The trick here was to introduce the tech (TEMPEST) that the team would be relying on heavily for the next three hours without letting the scene become too dry. I'd made the decision fairly early to make these characters as sparky as possible (I was actually using Marvel's Fantastic Four as character models!) and I decided to use this scene to explore not just the tech, but the background of one of the characters (played by Cas Anvar); a background which would profoundly affect his future actions in the story.
The big confrontation between Sarah (Nicola Stephenson) and Katzenberg (Tom Sizemore). A huge hurricane has hit New York and, in the aftermath, Katzenberg is trying to wriggle out of taking the blame.
The Criminal was a movie I wrote and directed when I was 26 years old. Obviously there are bits of this that make me cringe now but overall it holds up pretty well. In this scene, J (Steven Mackintosh) has been arrested for the murder of a woman he picked up in a bar (Spoiler: he didn't do it). The cops are played by Bernard Hill and Holly Aird. NSFW warning: I'd be surprised if this isn't one of the all time sweariest scenes in cinema.
"Could we do this whole thing as one shot?" was the question I asked after lunch on the afternoon we were due to shoot this. This was modern noir and it was the classic walk-and-talk through the police station (the now over-used Bethnal Green Town Hall) and I wanted it to flow non-stop from start to finish. Luckily the producers had anticipated the whims of a first-time director and had one of the best Steadicam guys in the UK standing by. The poor guy didn't just have to cope with physical obstacles, he also had to deal with Bernard Hill riffing brilliantly around the script.
The latest Sweet Billy Pilgrim video. This time we wanted a drama feel, so we asked some actors to take the lyrics and treat them as dialogue in a scene. Starring Indira Varma, Colin Tierney, Don Gilet, Tracy Whitwell and Nicola Stephenson.
This was the first thing I shot for Sweet Billy Pilgrim. Considering we were working on a super-low budget with a cameraman (me), editor (also me) and colour grader (me again) who had never done this before, I think we pulled it off.

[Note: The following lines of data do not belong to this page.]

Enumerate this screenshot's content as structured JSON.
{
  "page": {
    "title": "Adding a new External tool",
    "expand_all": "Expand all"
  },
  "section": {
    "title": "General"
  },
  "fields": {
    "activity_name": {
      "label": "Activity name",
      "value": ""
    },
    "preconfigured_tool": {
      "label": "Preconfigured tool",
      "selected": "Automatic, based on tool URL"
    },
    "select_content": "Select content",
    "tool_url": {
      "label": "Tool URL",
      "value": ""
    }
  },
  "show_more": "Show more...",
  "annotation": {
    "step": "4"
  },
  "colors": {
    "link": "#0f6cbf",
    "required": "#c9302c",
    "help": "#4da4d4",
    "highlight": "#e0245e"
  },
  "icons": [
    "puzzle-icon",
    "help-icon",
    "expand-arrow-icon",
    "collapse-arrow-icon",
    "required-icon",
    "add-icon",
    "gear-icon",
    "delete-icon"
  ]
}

Shot on a Nikon DSLR, edited and graded at home, this is a music video for British folk band Piefinger.
This is the brand new SBP video and I'm really pleased with this one as it was a completely solo effort (if you don't count the band, obviously!) The idea was to document a song from the writing to the performance, so I took my Blackmagic Pocket Cinema Camera and a handful of Nikon lenses and followed the band around London, the Home Counties and out to Vienna to get the footage. I then cut the lot down to four and a half minutes and graded it on DaVinci Resolve. This one is labelled the "director's cut" because I regraded one shot and tweaked the audio at the end so it's minutely different from the "official" version. There are also some versions floating around without the 45 second intro on them but I've reinstated it here.
A music video for the band Sweet Billy Pilgrim. This was shot on a DSLR (a Nikon D800 for the camera nerds in the audience) and was made on a budget of approximately £85. I wrote a piece about exactly how we did that HERE. This video was premiered on Mojo Magazine's website.